I planted another rose in a large pot today. It is Rosa Arthur Bell, a beautiful fragrant yellow rose. I planted some yellow tulip bulbs around it. Tulip Yokohama. I also popped in a few small bulbs, Brodiaea.
Yesterday, 13th October, Laura and Glenn harvested the pears. Despite having had a blight of European Pear Rust on the leaves, we had a very good result from the Discovery. The Red Williams and the Beurre Hardy however didn’t give us any fruit worth a mention.
European Pear Rust – On pears Bright orange spots on the upper leaf surface. As summer progresses brown, gall-like outgrowths develop on the corresponding lower leaf surface. Fruit may be affected, but this is much less common. This fungus attacks both pears and junipers. In fact it needs both plants in order to complete its life cycle. Another reason for the removal of the enormous fir tree from the side garden.
I had just about decided to stop gardening today and have a rest when the postman delivered 72 tiny perennial plants I had ordered from T&M. On opening them I could see that they were good healthy seedlings and well worth the £2.99 that I had paid for them. They were, however, in need of potting on. They are now all in new pots. The plants were sold as “lucky dip” so discovering what was in there was exciting. There were six each of Cone Flower, Sea Holly, Dianthus, Thrift, Geum, Foxglove, Aquilegia, Delphinium, and more.

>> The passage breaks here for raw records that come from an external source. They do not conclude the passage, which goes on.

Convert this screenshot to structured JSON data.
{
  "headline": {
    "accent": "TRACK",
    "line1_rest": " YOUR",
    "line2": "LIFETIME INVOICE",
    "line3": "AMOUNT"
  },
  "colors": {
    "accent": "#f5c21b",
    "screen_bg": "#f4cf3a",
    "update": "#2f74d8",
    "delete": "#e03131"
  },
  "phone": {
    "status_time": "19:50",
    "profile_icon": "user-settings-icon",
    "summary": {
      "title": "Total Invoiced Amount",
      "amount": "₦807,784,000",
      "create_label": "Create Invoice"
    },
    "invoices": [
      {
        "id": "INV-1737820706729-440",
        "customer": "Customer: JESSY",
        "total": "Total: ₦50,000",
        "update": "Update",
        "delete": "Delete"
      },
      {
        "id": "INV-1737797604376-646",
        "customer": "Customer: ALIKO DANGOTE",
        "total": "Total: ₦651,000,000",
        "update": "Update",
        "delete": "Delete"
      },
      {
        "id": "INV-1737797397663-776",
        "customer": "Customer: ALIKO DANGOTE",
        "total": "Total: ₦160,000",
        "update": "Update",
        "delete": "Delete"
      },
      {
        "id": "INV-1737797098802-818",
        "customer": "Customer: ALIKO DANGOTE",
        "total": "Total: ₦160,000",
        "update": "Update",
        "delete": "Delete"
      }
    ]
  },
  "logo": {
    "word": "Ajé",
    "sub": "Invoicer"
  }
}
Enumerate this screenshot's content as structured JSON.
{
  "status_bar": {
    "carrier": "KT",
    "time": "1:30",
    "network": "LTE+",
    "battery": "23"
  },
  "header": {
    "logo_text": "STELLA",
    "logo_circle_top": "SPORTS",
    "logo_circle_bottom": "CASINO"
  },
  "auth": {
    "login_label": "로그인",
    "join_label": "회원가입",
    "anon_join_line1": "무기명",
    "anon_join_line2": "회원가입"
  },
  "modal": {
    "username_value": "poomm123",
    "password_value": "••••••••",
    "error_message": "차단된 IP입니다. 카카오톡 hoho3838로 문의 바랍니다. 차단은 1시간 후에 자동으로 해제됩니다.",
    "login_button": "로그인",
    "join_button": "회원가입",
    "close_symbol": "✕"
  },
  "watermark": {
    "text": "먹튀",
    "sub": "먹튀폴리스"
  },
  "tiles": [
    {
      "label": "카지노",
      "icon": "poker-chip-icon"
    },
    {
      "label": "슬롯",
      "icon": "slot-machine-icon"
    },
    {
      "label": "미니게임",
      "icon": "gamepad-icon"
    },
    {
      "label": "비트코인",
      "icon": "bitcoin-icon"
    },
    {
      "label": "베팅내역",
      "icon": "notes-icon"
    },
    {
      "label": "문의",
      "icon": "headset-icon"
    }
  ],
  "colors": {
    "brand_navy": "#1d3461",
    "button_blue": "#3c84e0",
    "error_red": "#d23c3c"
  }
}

Glenn and Laura have had one of their photographs chosen for the BBC Weather Watch site. It has been used as a back drop for the local weather forecast.